- Project plans
- Project activities
- Legislation and standards
- Industry context
Last edited 06 Feb 2019
Nature reserves are important sites for wildlife, geology, education and enjoyment that are afforded conservation protection under UK legislation. They are designated under the National Parks and Access to the Countryside Act 1949 and preserve flora, fauna or geological or physiographical features of special interest and/or for provide opportunities for the study of, and research into, those features.
There are two types of nature reserves:
- Local Nature Reserves (LNR) are locally-important sites. For more information see: Local Nature Reserves.
- National Nature Reserves (NNR) are areas of high-quality wildlife and geology of national importance. For more information see: National Nature Reserves.
 Related articles on Designing Buildings Wiki.
- Areas of outstanding natural beauty.
- Conservation area.
- Designated sites.
- Green belt.
- Local Nature Reserve.
- National Nature Reserve.
- National Parks.
- Natural England.
- Protected species.
- Site of Nature Conservation Interest (SNCI).
- Sites of special scientific interest.
- Types of land.
- World heritage site.
Featured articles and news
BSRIA study reveals strong growth in 2018.
Modern slavery in the construction sector.
What to bear in mind when claiming damages in construction.
How do we achieve sustainable clean-water infrastructure for all?
What you should know when appointing an architect.
A brief history plus some new developments.
How computational fluid dynamics (CFD) helps building design.

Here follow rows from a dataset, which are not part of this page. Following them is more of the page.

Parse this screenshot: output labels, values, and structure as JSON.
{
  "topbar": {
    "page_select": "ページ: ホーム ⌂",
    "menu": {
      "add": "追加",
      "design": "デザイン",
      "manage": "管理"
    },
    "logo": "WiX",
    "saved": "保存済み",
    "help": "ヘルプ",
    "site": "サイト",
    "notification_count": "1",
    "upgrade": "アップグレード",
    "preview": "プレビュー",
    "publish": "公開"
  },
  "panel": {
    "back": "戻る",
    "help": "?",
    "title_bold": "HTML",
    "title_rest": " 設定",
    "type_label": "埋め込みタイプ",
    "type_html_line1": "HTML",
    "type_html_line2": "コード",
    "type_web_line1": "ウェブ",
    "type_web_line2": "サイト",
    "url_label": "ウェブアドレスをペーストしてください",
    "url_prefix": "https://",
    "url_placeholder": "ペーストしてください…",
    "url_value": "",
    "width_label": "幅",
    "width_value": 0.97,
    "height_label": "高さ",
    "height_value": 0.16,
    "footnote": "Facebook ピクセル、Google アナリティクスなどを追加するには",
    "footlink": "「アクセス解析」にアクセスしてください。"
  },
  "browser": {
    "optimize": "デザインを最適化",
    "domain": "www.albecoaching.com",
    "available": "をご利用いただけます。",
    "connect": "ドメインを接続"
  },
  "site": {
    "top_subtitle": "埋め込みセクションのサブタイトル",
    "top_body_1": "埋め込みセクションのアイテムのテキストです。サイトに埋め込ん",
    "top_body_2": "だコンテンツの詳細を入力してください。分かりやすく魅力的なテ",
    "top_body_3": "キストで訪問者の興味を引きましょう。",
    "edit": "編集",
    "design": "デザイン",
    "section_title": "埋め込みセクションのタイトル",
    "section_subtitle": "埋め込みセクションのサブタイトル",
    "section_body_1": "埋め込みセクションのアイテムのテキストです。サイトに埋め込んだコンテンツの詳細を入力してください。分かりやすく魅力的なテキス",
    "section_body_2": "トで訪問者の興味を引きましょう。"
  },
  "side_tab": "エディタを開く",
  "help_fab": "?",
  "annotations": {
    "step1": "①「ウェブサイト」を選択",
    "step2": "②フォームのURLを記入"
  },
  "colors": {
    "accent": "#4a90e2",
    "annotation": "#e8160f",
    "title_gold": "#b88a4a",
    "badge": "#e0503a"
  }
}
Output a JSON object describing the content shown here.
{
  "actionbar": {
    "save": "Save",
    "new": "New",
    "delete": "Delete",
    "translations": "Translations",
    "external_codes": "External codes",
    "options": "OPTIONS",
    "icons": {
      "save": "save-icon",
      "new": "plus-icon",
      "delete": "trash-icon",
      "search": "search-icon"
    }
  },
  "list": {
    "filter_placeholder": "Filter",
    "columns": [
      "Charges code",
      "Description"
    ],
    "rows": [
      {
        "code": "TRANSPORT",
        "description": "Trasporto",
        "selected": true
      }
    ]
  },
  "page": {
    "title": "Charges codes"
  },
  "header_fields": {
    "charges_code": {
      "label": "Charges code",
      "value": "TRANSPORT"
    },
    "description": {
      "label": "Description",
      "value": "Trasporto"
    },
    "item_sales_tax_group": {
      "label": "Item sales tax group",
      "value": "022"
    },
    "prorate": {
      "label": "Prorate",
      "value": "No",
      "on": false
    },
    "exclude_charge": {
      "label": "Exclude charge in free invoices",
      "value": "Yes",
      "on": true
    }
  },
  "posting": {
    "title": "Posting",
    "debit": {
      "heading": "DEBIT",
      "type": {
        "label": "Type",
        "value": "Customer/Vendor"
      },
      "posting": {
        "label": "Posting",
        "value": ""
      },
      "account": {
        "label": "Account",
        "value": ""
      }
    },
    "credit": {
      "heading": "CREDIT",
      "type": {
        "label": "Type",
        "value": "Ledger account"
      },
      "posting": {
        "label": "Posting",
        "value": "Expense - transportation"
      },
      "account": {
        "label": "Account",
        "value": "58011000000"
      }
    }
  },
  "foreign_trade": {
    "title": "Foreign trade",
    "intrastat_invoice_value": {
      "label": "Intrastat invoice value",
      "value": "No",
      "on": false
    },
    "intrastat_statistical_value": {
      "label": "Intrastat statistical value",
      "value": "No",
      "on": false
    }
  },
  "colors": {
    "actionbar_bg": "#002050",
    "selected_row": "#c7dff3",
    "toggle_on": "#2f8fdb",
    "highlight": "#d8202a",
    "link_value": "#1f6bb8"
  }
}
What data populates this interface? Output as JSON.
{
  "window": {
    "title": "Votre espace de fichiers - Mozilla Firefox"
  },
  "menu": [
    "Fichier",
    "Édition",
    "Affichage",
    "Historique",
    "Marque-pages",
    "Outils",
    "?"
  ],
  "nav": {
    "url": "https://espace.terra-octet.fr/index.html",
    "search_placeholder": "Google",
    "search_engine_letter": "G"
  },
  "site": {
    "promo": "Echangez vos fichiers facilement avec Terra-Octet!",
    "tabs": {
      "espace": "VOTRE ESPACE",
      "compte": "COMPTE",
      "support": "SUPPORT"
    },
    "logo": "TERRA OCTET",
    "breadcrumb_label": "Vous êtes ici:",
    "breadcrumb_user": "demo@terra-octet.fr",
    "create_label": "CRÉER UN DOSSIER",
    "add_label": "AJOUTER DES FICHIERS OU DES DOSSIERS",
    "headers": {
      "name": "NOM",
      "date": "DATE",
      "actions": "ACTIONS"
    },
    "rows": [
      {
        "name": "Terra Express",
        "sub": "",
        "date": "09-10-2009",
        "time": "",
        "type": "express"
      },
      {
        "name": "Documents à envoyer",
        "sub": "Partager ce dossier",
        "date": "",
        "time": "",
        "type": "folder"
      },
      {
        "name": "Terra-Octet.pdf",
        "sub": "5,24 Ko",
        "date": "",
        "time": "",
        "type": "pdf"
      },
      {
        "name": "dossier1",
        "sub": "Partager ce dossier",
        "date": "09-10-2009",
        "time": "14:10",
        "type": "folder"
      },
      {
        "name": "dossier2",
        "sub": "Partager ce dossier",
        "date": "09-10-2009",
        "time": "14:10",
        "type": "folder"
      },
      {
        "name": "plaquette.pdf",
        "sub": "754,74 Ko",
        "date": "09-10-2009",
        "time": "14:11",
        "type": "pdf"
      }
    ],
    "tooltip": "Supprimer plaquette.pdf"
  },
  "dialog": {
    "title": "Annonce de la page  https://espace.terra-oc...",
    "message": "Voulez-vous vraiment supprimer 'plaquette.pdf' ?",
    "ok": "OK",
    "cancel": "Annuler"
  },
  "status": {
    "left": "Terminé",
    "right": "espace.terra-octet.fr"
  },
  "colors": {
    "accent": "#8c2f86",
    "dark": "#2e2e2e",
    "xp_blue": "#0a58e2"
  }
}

The Hong Kong Harbour Area Treatment Scheme (HATS).
'Expressions of interest' for construction contracts.
Dame Judith Hackitt confirmed as keynote speaker – one year on from the Hackitt Report. Save £100 on tickets.